1Department of Radiology, Division of Vascular and Interventional Radiology, Beth Israel Deaconess Medical Center/Harvard Medical School, 1 Deaconess Rd, Boston, MA 02215.
2Department of Medicine, Liver Center, Beth Israel Deaconess Medical Center/Harvard Medical School, Boston, MA.
3Clinical Research Center, Soroka University Medical Center, Beer-Sheva, Israel.
4Center for Healthcare Delivery Sciences, Beth Israel Deaconess Medical Center, Boston, MA.
BACKGROUND. Complete pathologic necrosis (CPN) is associated with improved survival in patients who undergo liver transplant (LT) after locoregional therapy (LRT) for hepatocellular carcinoma (HCC). OBJECTIVE. The purpose of this article was to identify patient, HCC, and transplant center characteristics associated with rates of CPN on explant evaluation using a large national sample of patients undergoing LT after LRT for HCC measuring 3 cm or smaller.
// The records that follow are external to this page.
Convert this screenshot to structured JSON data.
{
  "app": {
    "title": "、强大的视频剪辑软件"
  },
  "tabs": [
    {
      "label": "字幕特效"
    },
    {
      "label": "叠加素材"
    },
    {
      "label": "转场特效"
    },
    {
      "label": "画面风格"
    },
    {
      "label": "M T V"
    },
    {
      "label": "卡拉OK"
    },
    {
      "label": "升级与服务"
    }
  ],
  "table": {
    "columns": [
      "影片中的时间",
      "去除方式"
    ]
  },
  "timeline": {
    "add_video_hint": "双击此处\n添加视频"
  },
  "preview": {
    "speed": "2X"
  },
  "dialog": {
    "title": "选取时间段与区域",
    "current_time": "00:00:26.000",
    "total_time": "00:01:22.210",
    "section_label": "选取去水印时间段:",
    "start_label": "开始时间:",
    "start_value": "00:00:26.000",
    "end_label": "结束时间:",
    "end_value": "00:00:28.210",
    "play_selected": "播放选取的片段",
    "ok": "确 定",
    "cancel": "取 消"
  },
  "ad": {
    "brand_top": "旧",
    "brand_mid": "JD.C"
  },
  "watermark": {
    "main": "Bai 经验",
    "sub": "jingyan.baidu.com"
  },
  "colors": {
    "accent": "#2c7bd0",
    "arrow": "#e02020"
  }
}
METHODS. This retrospective study used data from the United Network for Organ Sharing database. The study included 6265 adults (median age, 62 years; 1505 women, 4760 men) who underwent LT after a single type of LRT (either transarterial chemoembolization [TACE], thermal ablation, or transarterial radioembolization [TARE]) for HCCs measuring 3 cm or smaller at one of 118 U.S. transplant centers from April 12, 2012, to March 31, 2020. Patients were classified as having CPN if explant evaluation showed 100% necrosis of all HCCs. Associations with CPN were explored. Centers were categorized into tertiles on the basis of center-level CPN rates, and tertiles were compared. RESULTS. LRT was performed by TACE in 69.5% (4352/6265), thermal ablation in 19.4% (1217/6265), and TARE in 11.1% (696/6265) of patients. CPN rate was 18.5% (805/4352) after TACE, 35.8% (436/1217) after thermal ablation, 33.6% (234/696) after TARE, and 23.5% (1475/6265) overall. In multivariable analysis incorporating age, sex, model for end-stage liver disease score, α-fetoprotein level before LRT, wait list time, number of HCCs, HCC size, and the transplant center (as a random factor), use of thermal ablation (OR, 2.19; 95% CI, 1.86-2.57; p < .001) or TARE (OR, 1.92; 95% CI, 1.57-2.36; p < .001), with TACE as reference, independently predicted greater likelihood of CPN. Center-level CPN rates ranged from 0.0% to 50.0%. With centers stratified by CPN rates, ablation was performed more frequently than TACE in 5.0% of centers in the first, 15.4% in the second, and 23.1% in the third tertiles (p = .07). CONCLUSION.CPN rate on explant evaluation was low. Thermal ablation or TARE, rather than TACE, was associated with higher likelihood of CPN in patient-level and center-level analyses. CLINICAL IMPACT. Findings from this large national sample support a potential role of thermal ablation or TARE for achieving CPN of HCC measuring 3 cm or smaller.